Winston Churchill, sausage rolls and the Teletubbies have everything in common. The are all distinctly British, and were part of a rich display created by Daisy Scout Troup 3399 last week. The presentation of "All Things British" was one of several international exhibits at the Stratford Landing Elementary School Girl Scouts Thinking Day Celebration.
The annual event, held in the school's cafeteria and attended by more than 100 Stratford Landing Elementary Girl Scouts, was just one of many festivities held around the world in commemoration of Worldwide Thinking Day.
First created in 1926 and observed on Feb. 22, in honor of the mutual birthday of Lord Baden-Powell, founder of the Boy Scout movement and his wife Olave, who served as world chief guide, Worldwide Thinking Day is a special scouting event. It is on this day that Girl Scouts and Girl Guides all around the world think of each other and give thanks and appreciation to their "sister" Girl Scouts.

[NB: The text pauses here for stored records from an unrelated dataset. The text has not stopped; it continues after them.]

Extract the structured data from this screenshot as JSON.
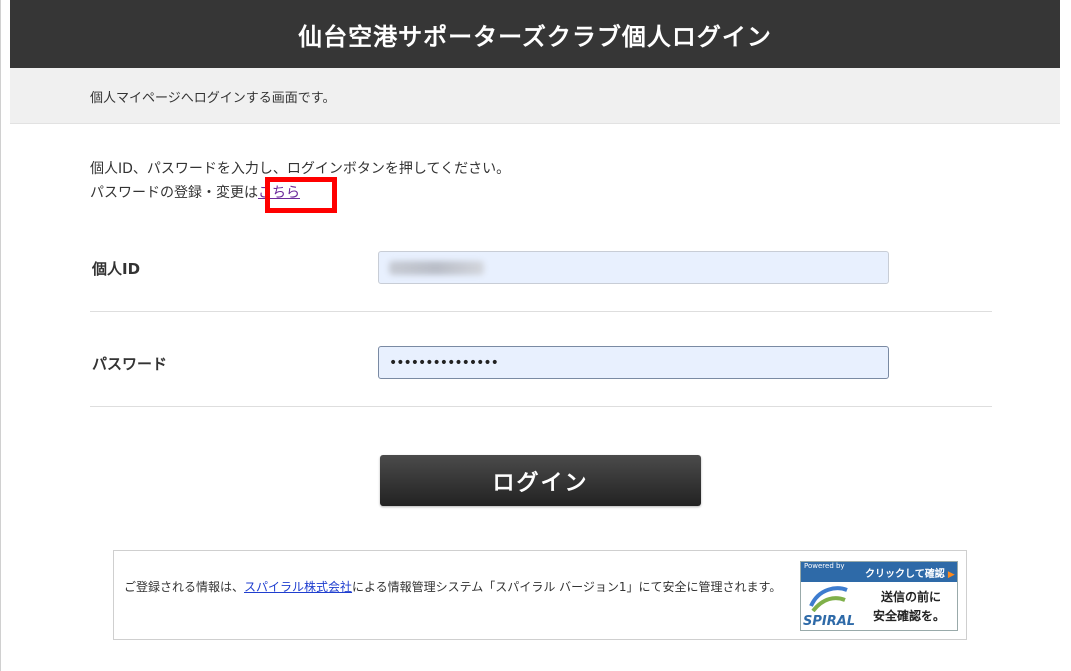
{
  "header": {
    "title": "仙台空港サポーターズクラブ個人ログイン"
  },
  "subbar": {
    "text": "個人マイページへログインする画面です。"
  },
  "instructions": {
    "line1": "個人ID、パスワードを入力し、ログインボタンを押してください。",
    "line2_prefix": "パスワードの登録・変更は",
    "line2_link": "こちら"
  },
  "form": {
    "id_label": "個人ID",
    "password_label": "パスワード",
    "password_value": "•••••••••••••••"
  },
  "login_button": {
    "label": "ログイン"
  },
  "notice": {
    "prefix": "ご登録される情報は、",
    "company_link": "スパイラル株式会社",
    "suffix": "による情報管理システム「スパイラル バージョン1」にて安全に管理されます。"
  },
  "badge": {
    "powered": "Powered by",
    "click_confirm": "クリックして確認",
    "brand": "SPIRAL",
    "text1": "送信の前に",
    "text2": "安全確認を。"
  },
  "colors": {
    "header_bg": "#363636",
    "highlight": "#ff0000",
    "link": "#1f3ecf"
  }
}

For the attendees at last week's Stratford Landing Elementary School celebration, the event was an international learning experience. Elaborate displays depicting life in Japan, Brazil, India, The Netherlands, Britain, Ireland and Italy were set up and manned by the scouts and their troop leaders. For an hour and a half the world became a much smaller place, as the scouts wandered from country to country toting homemade passports along with their inquisitive minds. Ruby Szilagi, eleven, "didn't know Brazil's major sport is soccer." While, Jenny Jones found the Italian display an eye-opener. "Italy has a lot of towers," said the 10-year old.
Hungry stomachs accompanied hungry minds and the scouts sampled the various international delicacies. "You get all sorts of food," said nine-year-old Linnea Markson, a four year veteran of Thinking Day. Along with other members of Troop 2255, Markson had constructed an eye-catching display of Japanese culture. This exhibit was a particular favorite with the young Daisy Scouts, who eagerly created paper butterflies, which they proudly clipped to their "passports." Other passport memorabilia included wooden dolls from Ireland, rope bracelets from India and flower stencils from Holland.
As the novice Daisy Scouts will one day learn, Thinking Day isn't just an opportunity to acquire interesting keepsakes. It's much more. "The best part of Thinking Day is the food," said Janet Tela of Troop 2255, then without hesitation added, "and Thinking Day is the best part of Girl Scouts."